“Indian Deobandis and Pakistani Deobandis are quite different. Islam is in the majority over there. The ulema have been politicised, they want and they use Islam. There is a very interesting phenomenon here. The Deobandis here are attacking terrorism and militancy. Deobandis have held largest demonstrations in India against terrorism … They are puritan otherwise and against Sufism, but in the Indian environment, their behaviour is very different.”
So do most Indian Muslims think secularism is best? “

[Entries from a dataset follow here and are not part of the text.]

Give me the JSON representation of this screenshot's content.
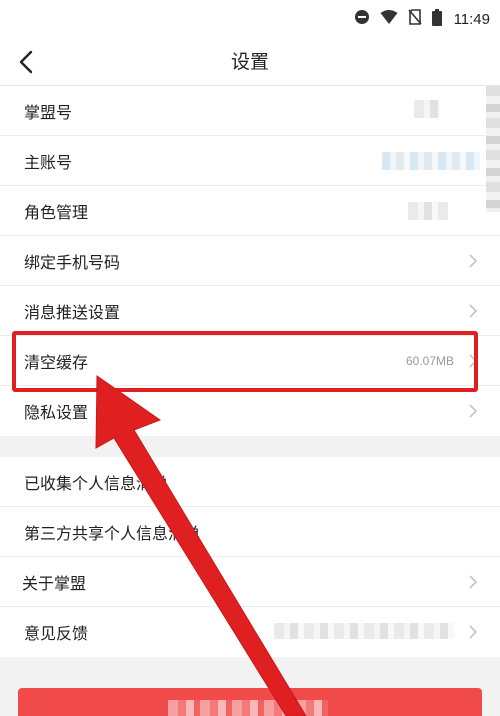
{
  "status_bar": {
    "time": "11:49",
    "icons": [
      "do-not-disturb-icon",
      "wifi-icon",
      "no-sim-icon",
      "battery-icon"
    ]
  },
  "navbar": {
    "back_icon": "chevron-left-icon",
    "title": "设置"
  },
  "settings_group_1": [
    {
      "label": "掌盟号",
      "chevron": false
    },
    {
      "label": "主账号",
      "chevron": false
    },
    {
      "label": "角色管理",
      "chevron": false
    },
    {
      "label": "绑定手机号码",
      "chevron": true
    },
    {
      "label": "消息推送设置",
      "chevron": true
    },
    {
      "label": "清空缓存",
      "value": "60.07MB",
      "chevron": true
    },
    {
      "label": "隐私设置",
      "chevron": true
    }
  ],
  "settings_group_2": [
    {
      "label": "已收集个人信息清单",
      "chevron": false
    },
    {
      "label": "第三方共享个人信息清单",
      "chevron": false
    },
    {
      "label": "关于掌盟",
      "chevron": true
    },
    {
      "label": "意见反馈",
      "chevron": true
    }
  ],
  "annotation": {
    "highlight_color": "#e02020",
    "arrow_color": "#e02020"
  },
  "colors": {
    "background": "#f2f2f2",
    "row_background": "#ffffff",
    "primary_button": "#f04a4a"
  }
}
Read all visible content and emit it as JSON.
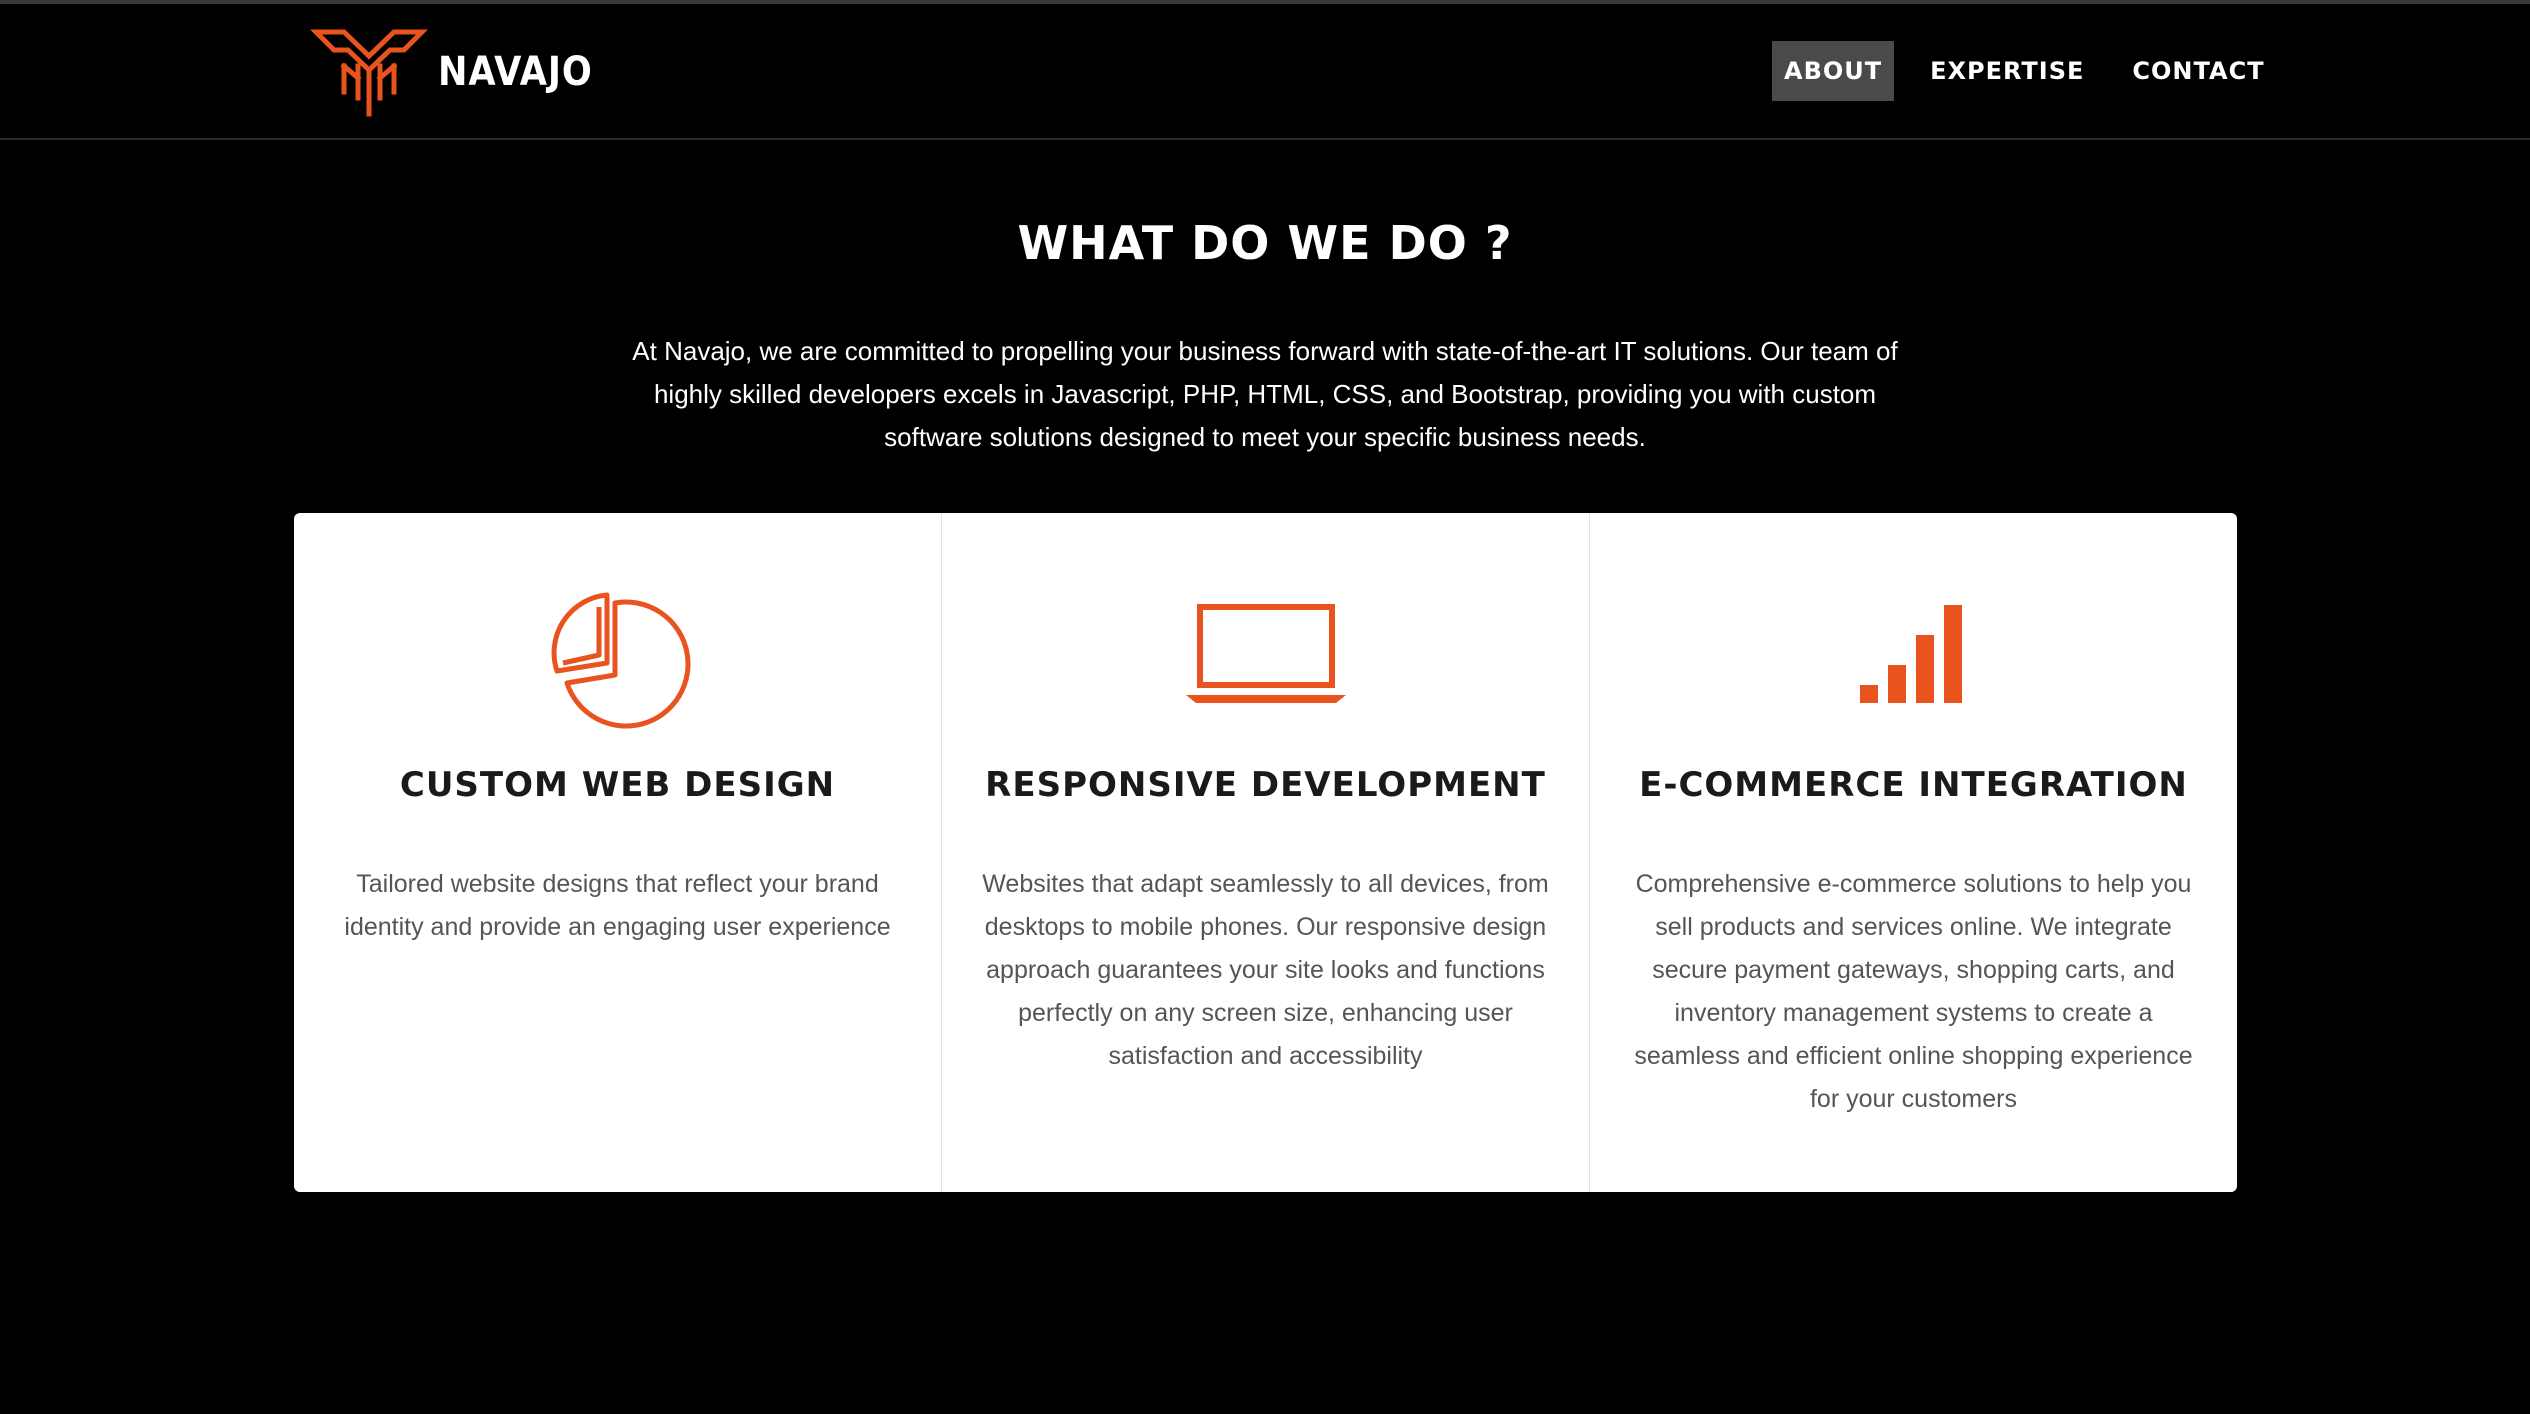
{
  "brand": {
    "name": "NAVAJO",
    "logo_icon": "navajo-logo-icon"
  },
  "nav": {
    "items": [
      {
        "label": "ABOUT",
        "active": true
      },
      {
        "label": "EXPERTISE",
        "active": false
      },
      {
        "label": "CONTACT",
        "active": false
      }
    ]
  },
  "section": {
    "title": "WHAT DO WE DO ?",
    "intro_lines": [
      "At Navajo, we are committed to propelling your business forward with state-of-the-art IT solutions. Our team of",
      "highly skilled developers excels in Javascript, PHP, HTML, CSS, and Bootstrap, providing you with custom",
      "software solutions designed to meet your specific business needs."
    ]
  },
  "cards": [
    {
      "icon": "pie-chart-icon",
      "title": "CUSTOM WEB DESIGN",
      "desc_lines": [
        "Tailored website designs that reflect your brand",
        "identity and provide an engaging user experience"
      ]
    },
    {
      "icon": "laptop-icon",
      "title": "RESPONSIVE DEVELOPMENT",
      "desc_lines": [
        "Websites that adapt seamlessly to all devices, from",
        "desktops to mobile phones. Our responsive design",
        "approach guarantees your site looks and functions",
        "perfectly on any screen size, enhancing user",
        "satisfaction and accessibility"
      ]
    },
    {
      "icon": "signal-bars-icon",
      "title": "E-COMMERCE INTEGRATION",
      "desc_lines": [
        "Comprehensive e-commerce solutions to help you",
        "sell products and services online. We integrate",
        "secure payment gateways, shopping carts, and",
        "inventory management systems to create a",
        "seamless and efficient online shopping experience",
        "for your customers"
      ]
    }
  ],
  "colors": {
    "accent": "#E8531E",
    "background": "#000000",
    "card_bg": "#FFFFFF",
    "nav_active_bg": "#4A4A4A"
  }
}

Yes, here the Deobandis and the Jamaat-i-Islami, which is totally against secularism in Pakistan, support secularism in India. In fact, these days (the Indian) Jamaat-i-Islami is in the forefront of the secular democratic movement. In the early days of independence, Jamaat-i-Islami opposed secularism in India and refused to take part in elections. But after the demolition of the Babri Masjid and the riots in Mumbai, they totally changed their policy and formed a secular democratic front that’s spreading secular values today. The Jamaat in Pakistan is like the RSS and BJP here. But here its character is entirely liberal. “
The situation makes you respond. That’s what I argue. Religion was instituted in certain circumstances and believers respond accordingly. If extremism pays, they will resort to extremism. If moderation pays, they will respond to moderation. Religion by itself is neither extremist nor moderate. It is human followers who become extremist or moderate according to their situation. It’s a tool — an instrumental cause, not a fundamental cause. Those who maintain that terrorism originates in Islam have to think, why is there this difference?”
Politicians basically exploit misunderstandings, so we base our dialogue on issues. Take, for example, the issue of violence and religion – what is violence in the Hindu, Muslim and Christian traditions? What is the position of women in religions? Those issues create problems and misunderstanding. Unfortunately, those who condemn religion and hold it responsible for what happens in society neither know their own religion nor the others. But when we explain things to them, they start to understand … “
(Photo: Hindu militant in Kolkata, 26 Sept 2002/Jayanta Shaw)
I conduct a lot of workshops for the police. They have such prejudices against Muslims, all based on ignorance. But they have seen things from one side only. When we hold workshops, prejudices are dispelled. We have more and more requests for these workshops in Maharashtra, Haryana, Karnataka, Andhra Pradesh. I’ve been holding these workshops continuously, sometimes invited to conduct workshops for the recruits, 3,000 – 4,000 in number.
“We have identified four groups which are crucial to promoting peace. Teachers, because education is very crucial. Second is police, of course, because they maintain law and order. If they rise above prejudices, they can control better. The prejudices are simply atrocious in communal politics, simply atrocious. There are such raw prejudices against Muslims. Third category is youth. Fourth is journalists. What they write in newspapers … Just now our workshop is going on about peace and conflict resolution in Ayodha, which is the centre of this whole controversy. We hold workshops in all these sensitive areas.”